The world’s biggest maker of x86 central processing units and supporting chipsets has been eyeing the market of standalone graphics processors for some time and, according to rumours spread at Computex Taipei 2007 trade show, will finally enter it a little sooner than expected.
Several makers of graphics cards have already been contacted by Intel in regards of roll-out the company’s first discrete graphics solutions in years. DigiTimes web-site reports that if current plans go smoothly, the launch of the new products is projected to be “around early in the second quarter of 2008”. Not everything is yet clear with Intel’s product roadmap: so far the company has not provided its potential partners specifications of the forthcoming graphics processing units (GPUs). It is expected though that the company will “deliver a more complete roadmap and specifications” in the Q4 2007.
Intel has been working on a new standalone graphics processors for several years now, licensing various technologies from companies like ATI Technologies (now part of Advanced Micro Devices), Nvidia Corp. and even funding a startup that develops universal multi-GPU technology. Intel’s first discrete GPU will support DirectX 10 feature-set and should also feature advanced capabilities found in today’s graphics processors (sophisticated memory controllers, video processing capabilities and so on). Still, the company reportedly plans to concentrate on graphics cards priced below $300, performance-mainstream and mainstream markets, and not go into high-end and premium classes, where a single graphics board may cost more than $800.

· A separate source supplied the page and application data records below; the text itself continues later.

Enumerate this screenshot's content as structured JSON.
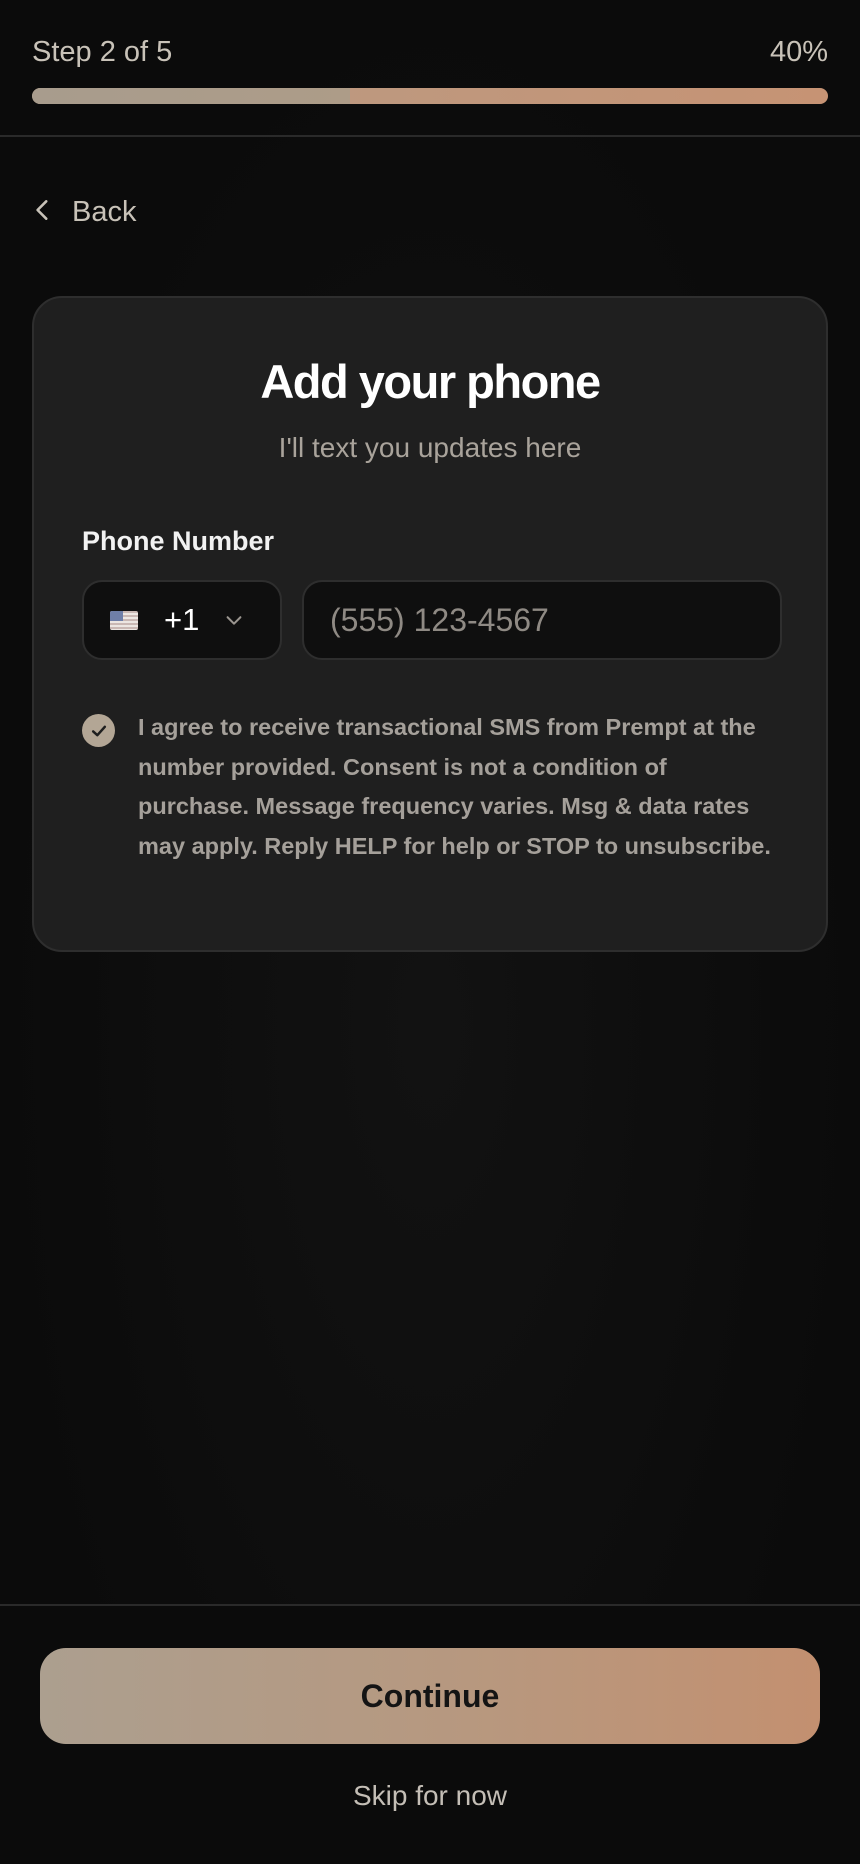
{
  "progress": {
    "step_label": "Step 2 of 5",
    "percent_label": "40%",
    "value": 0.4
  },
  "nav": {
    "back_label": "Back",
    "back_icon": "chevron-left-icon"
  },
  "card": {
    "title": "Add your phone",
    "subtitle": "I'll text you updates here",
    "field_label": "Phone Number",
    "country": {
      "flag_icon": "us-flag-icon",
      "code": "+1",
      "chevron_icon": "chevron-down-icon"
    },
    "phone": {
      "value": "",
      "placeholder": "(555) 123-4567"
    },
    "consent": {
      "checked": true,
      "text": "I agree to receive transactional SMS from Prempt at the number provided. Consent is not a condition of purchase. Message frequency varies. Msg & data rates may apply. Reply HELP for help or STOP to unsubscribe."
    }
  },
  "footer": {
    "continue_label": "Continue",
    "skip_label": "Skip for now"
  },
  "colors": {
    "background": "#0b0b0b",
    "card": "#1f1f1f",
    "accent_start": "#ac9f8f",
    "accent_end": "#c39070",
    "muted_text": "#a5a09a"
  }
}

But powerful hardware is not everything on the GPU market: hardware and driver developers need to release high-quality drivers and work with game developers to tweak games for their graphics chips. According to estimations by Nvidia, which it presents to its partners, Nvidia GeForce 7050 runs 90% of games as expected and 10% with some issues, whereas integrated graphics core of Intel G965 core-logic displays only 60% of top 30 games properly, 17% with some issues and 23% either do not work at all or display substantial corruption.
While the market of standalone graphics cards is stagnating now and is doomed by game consoles, popularization of notebooks and integrated chipsets, its revenues are still about $5 billion a quarter, which is more than a significant amount of money even for Intel and the company's expansion in this space would mean considerably lower earnings for companies like AMD or Nvidia Corp. Moreover, more advanced graphics technologies may allow Intel to sell its chips to makers of game consoles eventually, which are sold in quantities that may reach hundreds of millions, another revenue source for both AMD/ATI and Nvidia. Additionally, graphics chips may be used for general purpose computing tasks, yet another promising market segment.
Intel did not comment on the news-story.